**Listed records:**
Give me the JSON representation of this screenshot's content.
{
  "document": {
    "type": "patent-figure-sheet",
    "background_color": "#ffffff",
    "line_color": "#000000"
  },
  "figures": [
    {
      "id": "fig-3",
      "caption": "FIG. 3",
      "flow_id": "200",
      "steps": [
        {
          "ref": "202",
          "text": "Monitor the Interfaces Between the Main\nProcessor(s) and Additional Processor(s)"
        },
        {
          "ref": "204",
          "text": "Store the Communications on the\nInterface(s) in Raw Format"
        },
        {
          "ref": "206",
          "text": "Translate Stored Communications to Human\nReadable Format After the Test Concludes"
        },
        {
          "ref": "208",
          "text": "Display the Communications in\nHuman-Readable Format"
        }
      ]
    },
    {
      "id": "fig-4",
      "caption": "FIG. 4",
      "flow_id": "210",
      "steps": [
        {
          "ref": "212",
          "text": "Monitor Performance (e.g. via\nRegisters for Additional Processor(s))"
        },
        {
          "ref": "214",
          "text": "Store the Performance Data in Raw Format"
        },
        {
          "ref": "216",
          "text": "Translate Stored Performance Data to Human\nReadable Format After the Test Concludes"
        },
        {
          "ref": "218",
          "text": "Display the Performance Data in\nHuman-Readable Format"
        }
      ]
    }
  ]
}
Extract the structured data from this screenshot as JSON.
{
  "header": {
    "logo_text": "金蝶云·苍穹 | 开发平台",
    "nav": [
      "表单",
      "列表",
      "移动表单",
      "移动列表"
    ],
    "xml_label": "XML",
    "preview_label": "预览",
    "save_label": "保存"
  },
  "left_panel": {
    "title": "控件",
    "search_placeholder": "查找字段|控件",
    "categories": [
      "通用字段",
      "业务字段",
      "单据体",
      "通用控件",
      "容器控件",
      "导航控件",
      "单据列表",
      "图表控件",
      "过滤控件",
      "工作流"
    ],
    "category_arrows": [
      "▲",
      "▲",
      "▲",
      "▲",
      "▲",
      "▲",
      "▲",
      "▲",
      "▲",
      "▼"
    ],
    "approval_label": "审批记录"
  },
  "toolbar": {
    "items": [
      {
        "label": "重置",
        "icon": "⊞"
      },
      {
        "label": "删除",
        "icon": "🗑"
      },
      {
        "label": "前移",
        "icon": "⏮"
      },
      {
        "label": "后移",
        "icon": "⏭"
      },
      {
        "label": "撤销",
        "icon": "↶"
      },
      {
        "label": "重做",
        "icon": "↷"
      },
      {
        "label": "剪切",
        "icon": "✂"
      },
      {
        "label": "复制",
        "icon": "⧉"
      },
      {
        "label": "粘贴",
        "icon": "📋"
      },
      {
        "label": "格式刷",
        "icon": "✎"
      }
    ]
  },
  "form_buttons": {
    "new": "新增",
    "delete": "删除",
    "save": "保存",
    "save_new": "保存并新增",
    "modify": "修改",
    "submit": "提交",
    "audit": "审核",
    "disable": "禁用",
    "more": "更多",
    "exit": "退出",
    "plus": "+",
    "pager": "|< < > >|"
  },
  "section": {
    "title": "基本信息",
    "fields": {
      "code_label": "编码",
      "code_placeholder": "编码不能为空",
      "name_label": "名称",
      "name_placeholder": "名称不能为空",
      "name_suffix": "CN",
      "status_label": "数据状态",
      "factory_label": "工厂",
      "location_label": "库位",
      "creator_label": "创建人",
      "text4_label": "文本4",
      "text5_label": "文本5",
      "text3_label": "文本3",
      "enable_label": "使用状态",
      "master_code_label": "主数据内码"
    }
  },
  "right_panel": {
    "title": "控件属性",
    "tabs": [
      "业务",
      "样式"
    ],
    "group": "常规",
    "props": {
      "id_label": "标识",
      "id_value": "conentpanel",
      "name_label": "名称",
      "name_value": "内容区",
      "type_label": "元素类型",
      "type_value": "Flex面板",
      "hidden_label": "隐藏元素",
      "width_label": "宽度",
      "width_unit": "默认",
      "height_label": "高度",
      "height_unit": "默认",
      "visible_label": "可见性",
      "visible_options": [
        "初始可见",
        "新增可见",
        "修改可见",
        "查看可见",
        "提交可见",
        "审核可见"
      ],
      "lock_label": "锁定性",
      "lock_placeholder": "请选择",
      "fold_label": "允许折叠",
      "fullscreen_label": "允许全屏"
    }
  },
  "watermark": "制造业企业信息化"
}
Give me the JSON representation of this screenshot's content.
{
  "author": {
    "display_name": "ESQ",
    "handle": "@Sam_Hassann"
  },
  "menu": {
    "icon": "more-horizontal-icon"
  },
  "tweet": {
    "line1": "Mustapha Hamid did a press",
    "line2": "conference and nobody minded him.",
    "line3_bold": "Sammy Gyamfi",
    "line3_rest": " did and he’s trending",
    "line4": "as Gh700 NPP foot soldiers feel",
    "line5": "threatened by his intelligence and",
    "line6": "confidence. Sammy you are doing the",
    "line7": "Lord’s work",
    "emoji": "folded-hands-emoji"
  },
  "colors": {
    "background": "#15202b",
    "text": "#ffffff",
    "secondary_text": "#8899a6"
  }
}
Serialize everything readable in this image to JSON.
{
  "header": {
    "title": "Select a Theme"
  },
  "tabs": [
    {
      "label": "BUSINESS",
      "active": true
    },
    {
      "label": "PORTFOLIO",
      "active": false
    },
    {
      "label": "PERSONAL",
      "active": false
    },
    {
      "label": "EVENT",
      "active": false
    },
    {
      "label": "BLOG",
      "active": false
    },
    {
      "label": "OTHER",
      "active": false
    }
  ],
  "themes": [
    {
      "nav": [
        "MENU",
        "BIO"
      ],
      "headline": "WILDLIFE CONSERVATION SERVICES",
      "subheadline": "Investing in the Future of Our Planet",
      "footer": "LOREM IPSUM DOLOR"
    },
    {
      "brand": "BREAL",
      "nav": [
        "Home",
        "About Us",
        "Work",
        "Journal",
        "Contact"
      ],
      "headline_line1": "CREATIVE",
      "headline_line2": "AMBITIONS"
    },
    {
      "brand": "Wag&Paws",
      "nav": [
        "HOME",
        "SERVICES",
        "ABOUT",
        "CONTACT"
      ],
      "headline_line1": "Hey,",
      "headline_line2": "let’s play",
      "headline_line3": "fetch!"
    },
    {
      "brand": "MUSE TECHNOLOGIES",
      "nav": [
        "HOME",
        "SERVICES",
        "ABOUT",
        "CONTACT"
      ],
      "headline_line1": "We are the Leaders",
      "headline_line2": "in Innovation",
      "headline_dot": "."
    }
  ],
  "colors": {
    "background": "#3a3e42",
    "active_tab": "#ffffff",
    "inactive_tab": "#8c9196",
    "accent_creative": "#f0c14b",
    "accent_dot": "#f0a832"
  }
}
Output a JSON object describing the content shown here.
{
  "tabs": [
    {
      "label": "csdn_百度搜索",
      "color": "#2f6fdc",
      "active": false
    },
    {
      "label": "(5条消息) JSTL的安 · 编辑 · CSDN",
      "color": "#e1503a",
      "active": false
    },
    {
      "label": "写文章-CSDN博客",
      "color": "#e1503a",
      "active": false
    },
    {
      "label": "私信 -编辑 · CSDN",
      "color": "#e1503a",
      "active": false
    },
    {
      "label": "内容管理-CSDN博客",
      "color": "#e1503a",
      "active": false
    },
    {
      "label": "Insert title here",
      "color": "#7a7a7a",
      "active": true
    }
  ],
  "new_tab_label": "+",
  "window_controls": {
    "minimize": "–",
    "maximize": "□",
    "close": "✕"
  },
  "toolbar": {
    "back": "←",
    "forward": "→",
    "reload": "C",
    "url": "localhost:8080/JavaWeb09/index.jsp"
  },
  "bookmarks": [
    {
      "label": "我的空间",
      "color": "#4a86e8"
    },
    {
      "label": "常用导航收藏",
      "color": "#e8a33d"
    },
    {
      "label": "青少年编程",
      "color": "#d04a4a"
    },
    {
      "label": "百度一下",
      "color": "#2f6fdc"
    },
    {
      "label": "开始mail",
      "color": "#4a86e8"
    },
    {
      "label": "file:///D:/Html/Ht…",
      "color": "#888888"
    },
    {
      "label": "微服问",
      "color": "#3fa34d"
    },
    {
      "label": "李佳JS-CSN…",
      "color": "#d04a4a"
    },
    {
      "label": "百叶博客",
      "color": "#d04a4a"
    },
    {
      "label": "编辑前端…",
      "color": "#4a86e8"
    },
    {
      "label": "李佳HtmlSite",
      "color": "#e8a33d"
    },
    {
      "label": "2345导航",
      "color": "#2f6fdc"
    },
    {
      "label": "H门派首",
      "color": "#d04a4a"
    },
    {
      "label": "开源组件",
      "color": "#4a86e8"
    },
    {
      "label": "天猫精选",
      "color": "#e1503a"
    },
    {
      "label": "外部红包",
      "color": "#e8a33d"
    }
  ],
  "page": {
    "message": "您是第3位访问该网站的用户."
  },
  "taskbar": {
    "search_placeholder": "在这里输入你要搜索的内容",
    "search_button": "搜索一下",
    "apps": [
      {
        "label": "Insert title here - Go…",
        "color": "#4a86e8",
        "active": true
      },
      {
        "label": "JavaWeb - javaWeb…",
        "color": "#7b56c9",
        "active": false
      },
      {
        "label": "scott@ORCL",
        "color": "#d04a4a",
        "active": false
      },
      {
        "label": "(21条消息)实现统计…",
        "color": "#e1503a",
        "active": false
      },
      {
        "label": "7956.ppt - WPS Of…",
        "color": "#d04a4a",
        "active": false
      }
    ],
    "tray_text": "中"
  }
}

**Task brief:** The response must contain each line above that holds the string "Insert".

**Finished exercise:**
      "label": "Insert title here",
        "label": "Insert title here - Go…",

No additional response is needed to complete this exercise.